Although the marchers did not have a permit, police held back, avoiding any confrontation or the need to make arrests. One officer watched from a distance at the City Hall portion of the rally. No cops were visible along the Elm and High street stretches of the march. Police supervisor Sgt. Peter McKoy joined the group on Chapel Street around 12:40 p.m., driving a police van alongside the marchers, while a second officer followed in a police cruiser behind the march. “As long as they keep moving,” saidMcKoy said as the sea of marchers coursed down State Street toward 1 Union Ave., he saw no reason to interfere with the march or arrest anybody.
Jeannie Cipollini (at right in photo) drove behind McKoy. Cipollini, who lives in Guilford, said she was driving in support of the march. “I want to know what took four days for the incident to become public,” she said. Police did not release any information about See’s death until four days after it occurred, and after the Independent published an account about it. Police Chief Dean Esserman has since apologized for the department’s slow release of information in the case. He said the state’s chief medical examiner has concluded that a cut See suffered in a reported tangle with police at the time of his arrest did not cause his death. The medical examiner is waiting for results of toxicology tests before announcing an official cause of death.
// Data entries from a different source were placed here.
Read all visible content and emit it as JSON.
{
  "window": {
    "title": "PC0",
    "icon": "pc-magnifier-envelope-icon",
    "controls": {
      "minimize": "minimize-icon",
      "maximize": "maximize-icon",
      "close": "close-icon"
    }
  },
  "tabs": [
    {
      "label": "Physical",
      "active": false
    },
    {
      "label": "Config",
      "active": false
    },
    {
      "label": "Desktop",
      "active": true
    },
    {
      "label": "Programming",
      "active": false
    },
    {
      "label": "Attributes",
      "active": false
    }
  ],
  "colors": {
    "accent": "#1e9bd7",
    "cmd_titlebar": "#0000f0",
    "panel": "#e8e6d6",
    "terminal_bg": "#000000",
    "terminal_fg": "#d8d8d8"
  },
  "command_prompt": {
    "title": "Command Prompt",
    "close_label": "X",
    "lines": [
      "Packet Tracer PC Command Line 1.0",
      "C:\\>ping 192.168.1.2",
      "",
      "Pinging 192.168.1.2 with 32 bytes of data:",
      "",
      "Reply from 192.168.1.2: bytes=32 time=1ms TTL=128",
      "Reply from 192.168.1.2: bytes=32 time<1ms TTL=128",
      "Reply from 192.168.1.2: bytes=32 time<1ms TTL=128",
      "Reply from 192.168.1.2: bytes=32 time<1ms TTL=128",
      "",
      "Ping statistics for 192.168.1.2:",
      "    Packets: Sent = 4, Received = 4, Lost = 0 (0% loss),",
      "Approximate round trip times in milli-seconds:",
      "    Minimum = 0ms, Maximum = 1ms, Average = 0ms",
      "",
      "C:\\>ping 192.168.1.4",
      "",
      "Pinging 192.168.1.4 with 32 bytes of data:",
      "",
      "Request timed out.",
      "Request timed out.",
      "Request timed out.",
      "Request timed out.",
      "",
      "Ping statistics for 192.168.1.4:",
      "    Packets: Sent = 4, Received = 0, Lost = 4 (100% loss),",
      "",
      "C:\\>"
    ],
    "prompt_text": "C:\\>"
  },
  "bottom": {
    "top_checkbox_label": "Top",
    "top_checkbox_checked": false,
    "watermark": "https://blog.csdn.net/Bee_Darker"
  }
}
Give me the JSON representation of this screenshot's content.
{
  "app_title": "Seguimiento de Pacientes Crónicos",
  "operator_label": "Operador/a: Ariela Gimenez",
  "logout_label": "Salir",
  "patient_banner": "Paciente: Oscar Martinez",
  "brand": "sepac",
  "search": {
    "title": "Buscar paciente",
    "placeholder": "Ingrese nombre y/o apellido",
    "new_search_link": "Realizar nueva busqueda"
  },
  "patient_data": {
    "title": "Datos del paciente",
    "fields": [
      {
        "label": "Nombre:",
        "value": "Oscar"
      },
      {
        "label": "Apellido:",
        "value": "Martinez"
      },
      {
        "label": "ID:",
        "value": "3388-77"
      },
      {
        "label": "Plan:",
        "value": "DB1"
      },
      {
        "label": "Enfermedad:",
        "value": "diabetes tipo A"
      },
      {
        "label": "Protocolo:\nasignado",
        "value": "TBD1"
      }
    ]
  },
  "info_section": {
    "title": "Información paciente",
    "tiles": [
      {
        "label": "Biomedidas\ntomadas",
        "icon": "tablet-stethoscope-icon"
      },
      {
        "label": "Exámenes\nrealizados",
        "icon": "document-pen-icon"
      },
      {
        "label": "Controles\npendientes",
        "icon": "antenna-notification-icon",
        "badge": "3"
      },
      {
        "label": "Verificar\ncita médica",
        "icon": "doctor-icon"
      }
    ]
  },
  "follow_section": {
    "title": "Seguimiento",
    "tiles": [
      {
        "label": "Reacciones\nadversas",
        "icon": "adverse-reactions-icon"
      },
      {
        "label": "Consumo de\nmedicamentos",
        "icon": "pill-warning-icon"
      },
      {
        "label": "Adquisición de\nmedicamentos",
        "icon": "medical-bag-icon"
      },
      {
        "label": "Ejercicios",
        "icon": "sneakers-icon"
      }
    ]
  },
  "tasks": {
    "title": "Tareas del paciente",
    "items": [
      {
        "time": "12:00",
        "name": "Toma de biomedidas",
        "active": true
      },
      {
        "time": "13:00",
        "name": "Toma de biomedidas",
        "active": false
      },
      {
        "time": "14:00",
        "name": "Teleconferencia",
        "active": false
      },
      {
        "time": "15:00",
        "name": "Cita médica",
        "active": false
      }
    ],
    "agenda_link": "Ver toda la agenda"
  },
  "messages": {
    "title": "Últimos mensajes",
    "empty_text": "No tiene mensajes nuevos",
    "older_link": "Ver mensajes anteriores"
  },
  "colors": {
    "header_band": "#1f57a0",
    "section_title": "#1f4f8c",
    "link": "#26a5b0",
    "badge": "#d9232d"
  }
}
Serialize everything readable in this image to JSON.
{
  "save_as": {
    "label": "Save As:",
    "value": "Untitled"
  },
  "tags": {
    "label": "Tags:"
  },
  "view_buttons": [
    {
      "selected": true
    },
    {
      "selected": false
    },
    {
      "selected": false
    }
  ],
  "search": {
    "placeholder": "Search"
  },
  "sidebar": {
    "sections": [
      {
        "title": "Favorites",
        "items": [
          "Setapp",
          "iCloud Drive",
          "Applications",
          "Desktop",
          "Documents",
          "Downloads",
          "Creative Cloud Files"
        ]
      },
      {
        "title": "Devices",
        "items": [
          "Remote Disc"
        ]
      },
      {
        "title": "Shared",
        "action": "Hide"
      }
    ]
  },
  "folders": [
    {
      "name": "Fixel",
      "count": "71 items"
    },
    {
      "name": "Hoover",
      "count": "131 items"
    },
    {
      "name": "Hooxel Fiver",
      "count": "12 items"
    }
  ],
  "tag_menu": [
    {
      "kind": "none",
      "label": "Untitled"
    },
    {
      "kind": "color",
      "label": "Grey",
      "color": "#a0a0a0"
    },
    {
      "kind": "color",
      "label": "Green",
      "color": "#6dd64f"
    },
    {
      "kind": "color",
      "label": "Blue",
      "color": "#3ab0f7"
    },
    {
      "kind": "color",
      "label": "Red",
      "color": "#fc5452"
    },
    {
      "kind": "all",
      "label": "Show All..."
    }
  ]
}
As the marchers reached the police station steps Tuesday for a final rally, Nathan Brown’s chant in the megaphone had evolved into, “The cops are a hate crime.“Among the speakers at the police station was Samuel See’s sister (at right in photo). “I don’t want this to happen to another person,” she told the crowd. “I called the police for help for Sam. Now he’s dead.” She declined to be interviewed or speak with a reporter afterward.
Yale English Professor Jill Campbell, a friend and colleague of Sam See, addressed the crowd as well. “He died in this building, alone,” she noted. “We needed to respond with political feeling and political thought [to his death] ... It does give me good comfort to march with you today.”
No officers were visible outside the police station during the final rally. The demonstration ended at 1 p.m. without incident.